Husband & Wife Articles


Ecosystem of Faith

They will know we are Christians by our welcoming love

By Jilu Jacob

The dictionary defines “ecosystem” as a complex community of organisms and its environment functioning as an ecological unit. Typically, the word ecosystem brings to mind the humid rainforests of South America or the wild animals of the jungle. In fact, the concept of an ecosystem is not limited to nature, but can be beautifully applied to a faith community and the place of family within that community.

Today the family unit is relatively isolated. Gone are the days when children could run and play freely in the streets. These days, we are lucky if we exchange more than a polite hello with our next door neighbor! As my husband and I talked and dreamed about our family, we both recognized the need of community, for ourselves and for our children. We wanted to be active members in our church and local community, but we also knew that we wanted our family to be a base for community. We had grown up with that example from our parents’ lives, and I had experienced community also through my life as a Jesus Youth.

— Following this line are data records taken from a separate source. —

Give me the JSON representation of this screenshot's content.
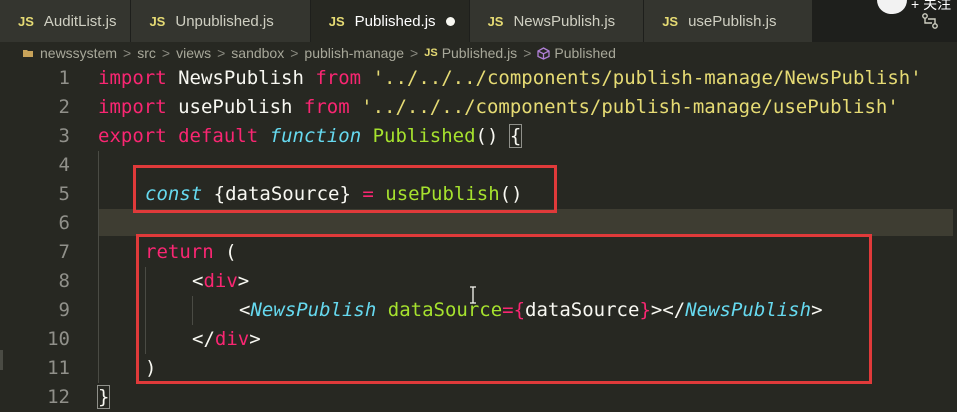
{
  "tabs": [
    {
      "type_label": "JS",
      "name": "AuditList.js",
      "active": false,
      "modified": false
    },
    {
      "type_label": "JS",
      "name": "Unpublished.js",
      "active": false,
      "modified": false
    },
    {
      "type_label": "JS",
      "name": "Published.js",
      "active": true,
      "modified": true
    },
    {
      "type_label": "JS",
      "name": "NewsPublish.js",
      "active": false,
      "modified": false
    },
    {
      "type_label": "JS",
      "name": "usePublish.js",
      "active": false,
      "modified": false
    }
  ],
  "top_right": {
    "follow_label": "+ 关注",
    "icon": "compare-changes-icon"
  },
  "breadcrumb": {
    "items": [
      "newssystem",
      "src",
      "views",
      "sandbox",
      "publish-manage"
    ],
    "file_type": "JS",
    "file": "Published.js",
    "symbol": "Published",
    "separator": ">"
  },
  "editor": {
    "line_numbers": [
      "1",
      "2",
      "3",
      "4",
      "5",
      "6",
      "7",
      "8",
      "9",
      "10",
      "11",
      "12"
    ],
    "tokens": {
      "l1": [
        "import",
        " NewsPublish ",
        "from",
        " '../../../components/publish-manage/NewsPublish'"
      ],
      "l2": [
        "import",
        " usePublish ",
        "from",
        " '../../../components/publish-manage/usePublish'"
      ],
      "l3": [
        "export",
        " ",
        "default",
        " ",
        "function",
        " ",
        "Published",
        "()",
        " ",
        "{"
      ],
      "l5": [
        "const",
        " {dataSource} ",
        "=",
        " ",
        "usePublish",
        "()"
      ],
      "l7": [
        "return",
        " ("
      ],
      "l8": [
        "<",
        "div",
        ">"
      ],
      "l9": [
        "<",
        "NewsPublish",
        " ",
        "dataSource",
        "=",
        "{",
        "dataSource",
        "}",
        "></",
        "NewsPublish",
        ">"
      ],
      "l10": [
        "</",
        "div",
        ">"
      ],
      "l11": [
        ")"
      ],
      "l12": [
        "}"
      ]
    }
  },
  "colors": {
    "background": "#272822",
    "keyword": "#f92672",
    "storage_italic": "#66d9ef",
    "function": "#a6e22e",
    "string": "#e6db74",
    "plain": "#f8f8f2",
    "annotation_box": "#e03a3a"
  }
}
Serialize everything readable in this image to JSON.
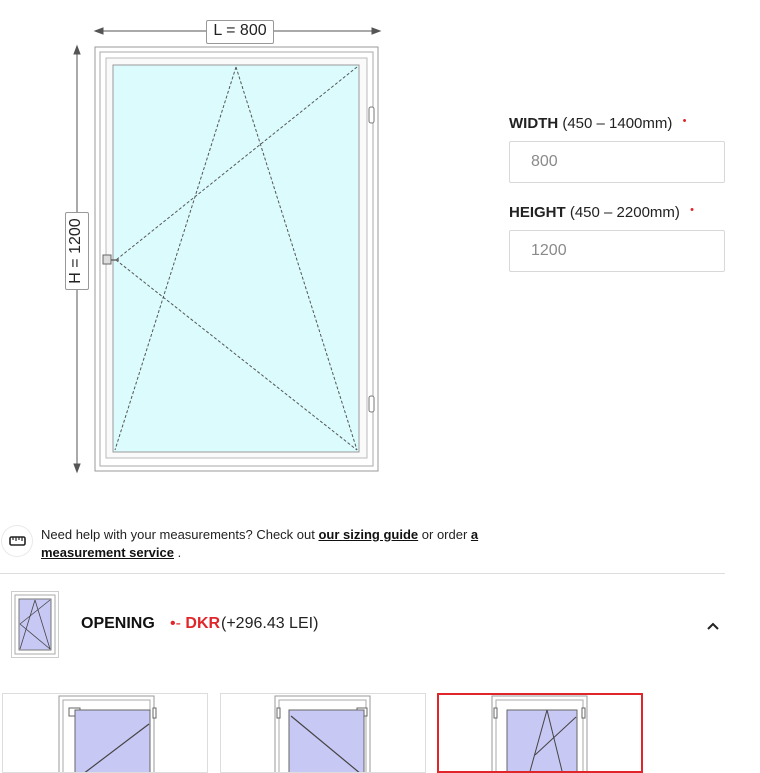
{
  "dimensions": {
    "width_label": "L = 800",
    "height_label": "H = 1200"
  },
  "fields": {
    "width": {
      "name": "WIDTH",
      "range": "(450 – 1400mm)",
      "required_mark": "•",
      "value": "800"
    },
    "height": {
      "name": "HEIGHT",
      "range": "(450 – 2200mm)",
      "required_mark": "•",
      "value": "1200"
    }
  },
  "help": {
    "icon": "ruler-icon",
    "text_before": "Need help with your measurements? Check out ",
    "link_sizing_guide": "our sizing guide",
    "text_middle": " or order ",
    "link_measurement_service": "a measurement service",
    "text_after": " ."
  },
  "opening": {
    "title": "OPENING",
    "type_marker": "•-",
    "type": "DKR",
    "price": "(+296.43 LEI)",
    "toggle_icon": "chevron-up-icon"
  },
  "opening_options": [
    {
      "icon": "window-option-icon",
      "selected": false
    },
    {
      "icon": "window-option-icon",
      "selected": false
    },
    {
      "icon": "window-tilt-turn-icon",
      "selected": true
    }
  ],
  "colors": {
    "glass": "#dcfbfd",
    "accent_red": "#e0262a",
    "thumb_glass": "#c8c8f5"
  }
}
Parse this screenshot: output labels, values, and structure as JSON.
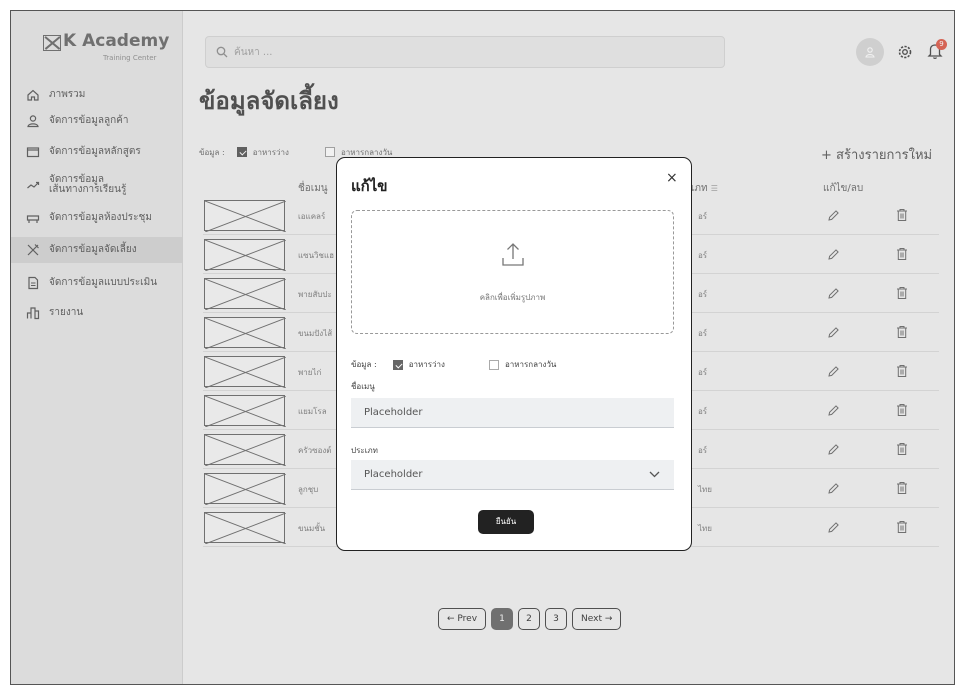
{
  "app": {
    "logo_title": "K Academy",
    "logo_subtitle": "Training Center"
  },
  "sidebar": {
    "items": [
      {
        "label": "ภาพรวม",
        "icon": "home-icon",
        "active": false
      },
      {
        "label": "จัดการข้อมูลลูกค้า",
        "icon": "user-icon",
        "active": false
      },
      {
        "label": "จัดการข้อมูลหลักสูตร",
        "icon": "folder-icon",
        "active": false
      },
      {
        "label": "จัดการข้อมูล\nเส้นทางการเรียนรู้",
        "icon": "trend-icon",
        "active": false
      },
      {
        "label": "จัดการข้อมูลห้องประชุม",
        "icon": "desk-icon",
        "active": false
      },
      {
        "label": "จัดการข้อมูลจัดเลี้ยง",
        "icon": "utensils-icon",
        "active": true
      },
      {
        "label": "จัดการข้อมูลแบบประเมิน",
        "icon": "document-icon",
        "active": false
      },
      {
        "label": "รายงาน",
        "icon": "report-icon",
        "active": false
      }
    ]
  },
  "header": {
    "search_placeholder": "ค้นหา ...",
    "notification_count": "9"
  },
  "page": {
    "title": "ข้อมูลจัดเลี้ยง",
    "filter_label": "ข้อมูล :",
    "filter_options": [
      {
        "label": "อาหารว่าง",
        "checked": true
      },
      {
        "label": "อาหารกลางวัน",
        "checked": false
      }
    ],
    "create_button": "+  สร้างรายการใหม่"
  },
  "table": {
    "headers": {
      "name": "ชื่อเมนู",
      "category": "เภท",
      "actions": "แก้ไข/ลบ"
    },
    "rows": [
      {
        "name": "เอแคลร์",
        "category": "อร์"
      },
      {
        "name": "แซนวิชแฮ",
        "category": "อร์"
      },
      {
        "name": "พายสับปะ",
        "category": "อร์"
      },
      {
        "name": "ขนมปังไส้",
        "category": "อร์"
      },
      {
        "name": "พายไก่",
        "category": "อร์"
      },
      {
        "name": "แยมโรล",
        "category": "อร์"
      },
      {
        "name": "ครัวซองต์",
        "category": "อร์"
      },
      {
        "name": "ลูกชุบ",
        "category": "ไทย"
      },
      {
        "name": "ขนมชั้น",
        "category": "ไทย"
      }
    ]
  },
  "pagination": {
    "prev": "← Prev",
    "pages": [
      "1",
      "2",
      "3"
    ],
    "current": "1",
    "next": "Next →"
  },
  "modal": {
    "title": "แก้ไข",
    "close": "×",
    "upload_label": "คลิกเพื่อเพิ่มรูปภาพ",
    "filter_label": "ข้อมูล :",
    "filter_options": [
      {
        "label": "อาหารว่าง",
        "checked": true
      },
      {
        "label": "อาหารกลางวัน",
        "checked": false
      }
    ],
    "menu_name_label": "ชื่อเมนู",
    "menu_name_value": "Placeholder",
    "category_label": "ประเภท",
    "category_value": "Placeholder",
    "confirm_button": "ยืนยัน"
  }
}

Jacob Family

Jesus Youth is an international Catholic movement with origins in the small state of Kerala, India. What started as a few young people praying together on campuses in the 1980s has now grown to be a pontifically recognized ecclesial movement – “a missionary movement at the service of the Church.” I came in to the movement through a retreat in my early teens and the movement’s spirituality has played a pivotal role in my faith and life formation. While Jesus Youth is primarily meant to evangelize and form youth to live a missionary life, it has evolved to make space for those who desire to continue as missionary families at the service of the Church.  

As a teenager and through my college years, I would spend time visiting and staying with such families. They opened their homes and lives to me and other young people, sharing their joys as well as the messiness that comes with marriage, kids and life. I ate freely from their kitchens, played with their kids, sought advice and answers to life’s deeper questions and spent endless hours enjoying the love that radiated from their marriages and faith-filled homes. Over the years, it challenged me and opened my eyes to the endless possibilities for a family truly living out their vocation. In turn, they relived the creativity and joy of youthfulness through us. They were also grateful for the positive influence that we had on their children; in the same way that my peers looked to the elders in families as mentors and role models, their children came to us with questions as they navigated through their formative younger years. In this way, a beautiful and intricate collection of relationships, an ecosystem, developed around these families.

This idea of an ecosystem of faith is not just relevant to families that desire to mentor youth, but to all families. By living the fullness of our Christian vocation, we have the beautiful opportunity of influencing our larger community with faith and joy. Every time one of our children’s classmates or another parent comes to our home, an opportunity presents itself to share our faith through acts of everyday life. Grace before meals, the affection between family members and the love that comes from a strong marriage in Christ can give hope to those from broken families. To those who have not experienced much love, our open homes and our gentle influence can be a soothing balm for the wounds of the heart. The desire to witness to those surrounding your child can in turn be a great blessing to your family. They will remember your example and also enjoy their home as safe and encouraging space to bring friends.

Now that I am married and have my own home, my husband and I long to have such an ecosystem develop around our own family. We hope that our home is inviting and comfortable, not marked by pretenses or a false sense of perfection, but a place where love and faith are naturally present through the ups and downs of life, and where we can grow with everyone who enters.

Jilu Jacob is a wife, mother and nurse living in Massachusetts with her husband, Roger, and their daughter, Magdalena. She is a first generation Indian American, a Jesus Youth, and her family observes Syro-Malabar Catholic traditions.